The controversy has helped reignite anti-Olympic sentiment in Japan, which has seen an outpouring of opposition to hosting the Tokyo Games amid a pandemic.

The Asahi Shimbun daily, in an editorial, urged Sapporo to “wait” its 2030 bid until the scandal is “resolved”.

He said the Japanese public viewed the Olympics “with distrust and suspicion”.

Last year, the Asahi called for the cancellation of the Tokyo Olympics just two months before they started, accusing IOC officials of being “lighthouses”.

Read also | 50 years to agree compensation for ‘shameful’ Olympic attack: German president

Despite all the national attention on the scandal, experts doubt it will have an impact when the IOC comes down to choosing a 2030 host.

With cities increasingly reluctant to shoulder the expense and controversy of hosting the Games, the IOC cannot afford to be picky.

“If Sapporo comes around, they have a very strong offer from a technical standpoint,” said Michael Payne, who as IOC chief marketing officer from 1989 to 2004 is widely credited with transforming the brand and the finances of the organization through sponsorship.

“I see this as a local political issue. It has raised eyebrows as to why they are making such a meal out of what is frankly underage sponsor influence peddling.”

The leaders of Sapporo 2030 were keen to rally the Japanese public.

Despite the reluctance of some, a survey conducted earlier this year revealed that a majority of residents of the island of Hokkaido, where the city is located, were in favor of hosting the Games.

The city of Sapporo, however, ruled out holding a referendum.

Sports economist Andrew Zimbalist believes the scandal “will continue to be a problem in Japan” but will “fade in international memory”.

He predicted that Japanese officials would “just acknowledge to the IOC that they had bad actors involved and they were going to clean it all up.”

Underscoring public concern, Sapporo Mayor Akimoto and JOC President Yamashita signed a joint statement on Thursday pledging to hold a “clean” bid without corruption.

Read also | Fewer cars, more metro for the 2024 Olympics in Paris
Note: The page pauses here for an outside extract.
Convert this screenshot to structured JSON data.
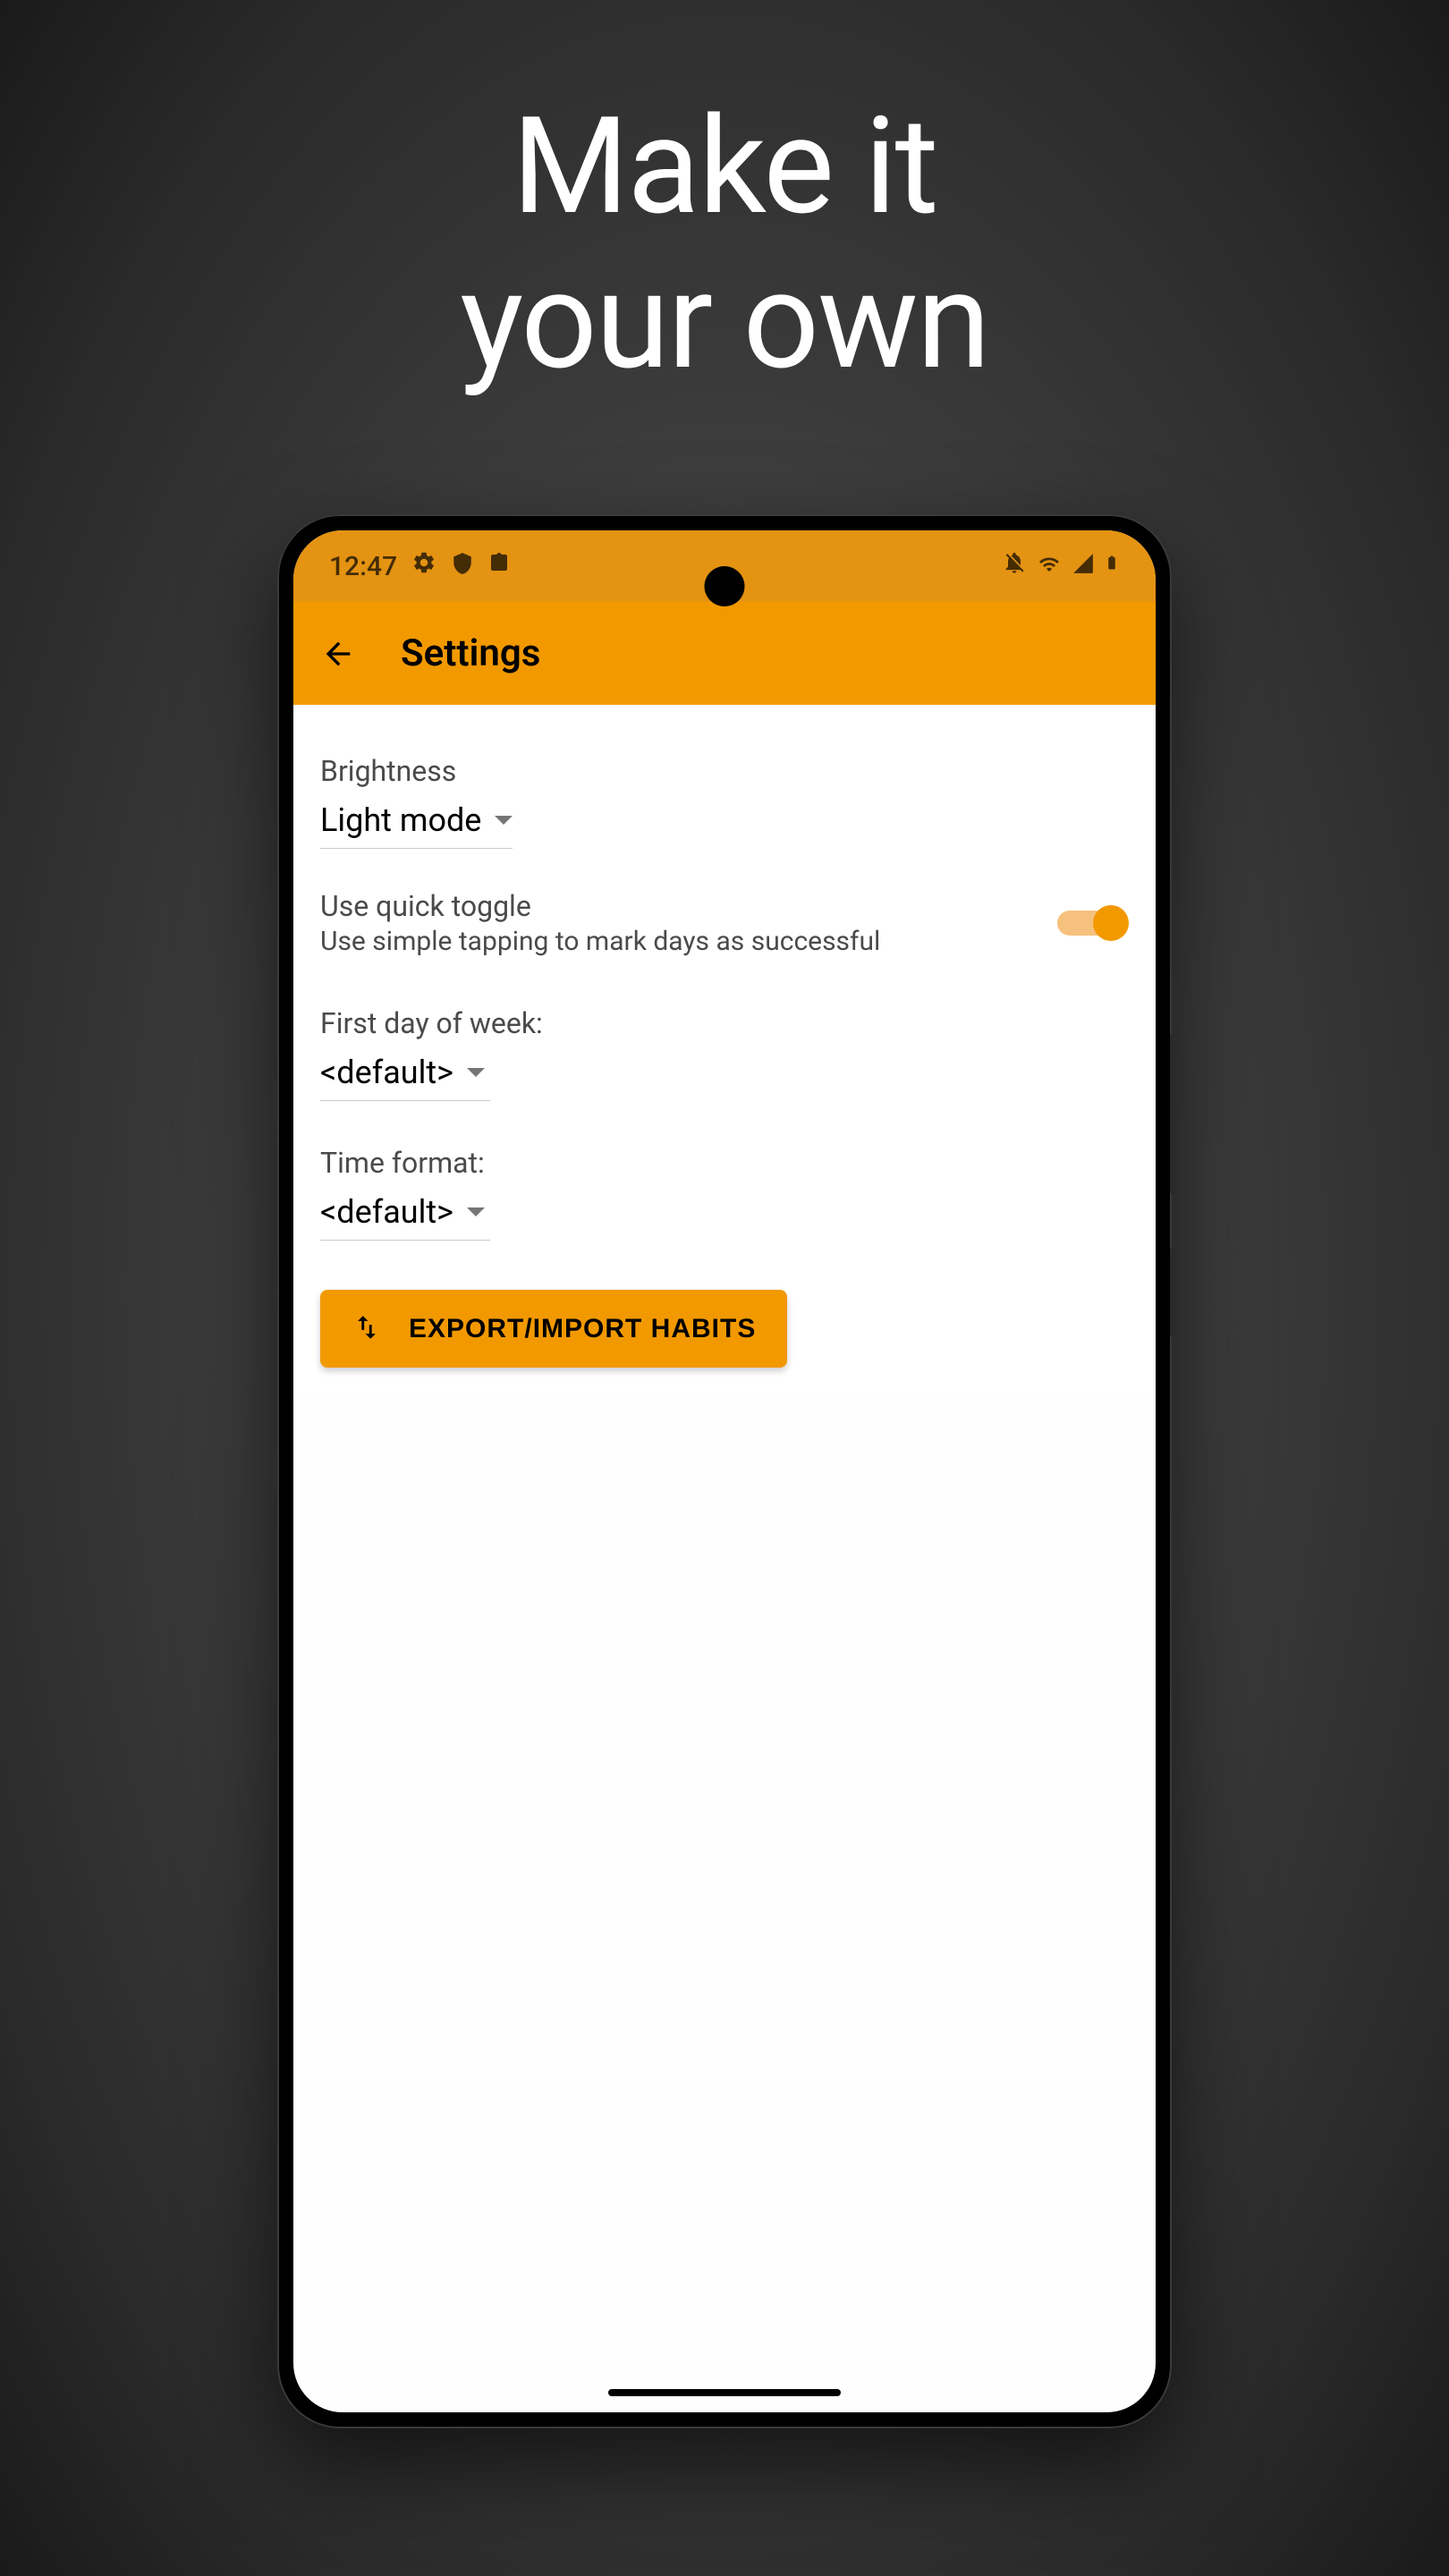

Zimbalist believes a recent change in the Olympic bid process will help steer Sapporo away from the Tokyo scandal, as it won’t be in the spotlight as much.

Previously, cities were required to put together expensive bids and were pitted against each other before a vote determined the winner.

Now the process largely takes place away from the glare of publicity, and there is flexibility in how many candidates are involved and when a host is chosen. There is no specific date when a 2030 host will be announced.

“The IOC doesn’t want to be in a situation where a country is hosting the Games that doesn’t have a strong government, that doesn’t have a strong economy, that doesn’t have reliable weather,” Zimbalist said.

“Sapporo has so much to do that it will far outweigh the fading memory of this scandal.”

Comments are closed.